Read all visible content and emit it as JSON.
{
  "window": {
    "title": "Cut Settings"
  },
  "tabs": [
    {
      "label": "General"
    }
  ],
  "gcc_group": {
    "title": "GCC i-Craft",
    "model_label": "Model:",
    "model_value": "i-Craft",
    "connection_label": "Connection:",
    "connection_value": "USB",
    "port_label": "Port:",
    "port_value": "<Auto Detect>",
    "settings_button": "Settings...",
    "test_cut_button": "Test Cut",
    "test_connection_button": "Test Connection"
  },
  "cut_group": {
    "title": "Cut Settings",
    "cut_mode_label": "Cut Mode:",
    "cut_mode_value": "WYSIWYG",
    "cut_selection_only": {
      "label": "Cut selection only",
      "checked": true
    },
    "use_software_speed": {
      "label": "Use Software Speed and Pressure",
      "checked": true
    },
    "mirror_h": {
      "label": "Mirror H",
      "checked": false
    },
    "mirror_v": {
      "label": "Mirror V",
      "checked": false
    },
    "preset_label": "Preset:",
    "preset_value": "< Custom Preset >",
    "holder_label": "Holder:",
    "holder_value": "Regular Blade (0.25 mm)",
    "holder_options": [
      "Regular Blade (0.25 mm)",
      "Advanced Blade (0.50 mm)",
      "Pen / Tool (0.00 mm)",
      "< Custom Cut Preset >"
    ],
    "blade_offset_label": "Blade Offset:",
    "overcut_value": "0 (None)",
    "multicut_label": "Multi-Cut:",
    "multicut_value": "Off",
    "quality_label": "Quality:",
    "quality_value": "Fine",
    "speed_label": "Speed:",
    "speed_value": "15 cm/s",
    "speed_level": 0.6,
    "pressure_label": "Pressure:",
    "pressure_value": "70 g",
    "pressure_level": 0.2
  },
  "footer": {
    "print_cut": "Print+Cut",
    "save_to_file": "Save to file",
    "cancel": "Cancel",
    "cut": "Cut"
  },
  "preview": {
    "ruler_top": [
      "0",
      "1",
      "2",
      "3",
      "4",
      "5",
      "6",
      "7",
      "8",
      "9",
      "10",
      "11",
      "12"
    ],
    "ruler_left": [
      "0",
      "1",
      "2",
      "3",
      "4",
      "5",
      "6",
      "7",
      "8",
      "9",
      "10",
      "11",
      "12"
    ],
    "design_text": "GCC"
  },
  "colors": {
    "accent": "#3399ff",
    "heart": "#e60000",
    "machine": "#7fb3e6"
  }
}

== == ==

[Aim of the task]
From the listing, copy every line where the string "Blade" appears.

[Result of this exercise]
    "holder_value": "Regular Blade (0.25 mm)",
      "Regular Blade (0.25 mm)",
      "Advanced Blade (0.50 mm)",
    "blade_offset_label": "Blade Offset:",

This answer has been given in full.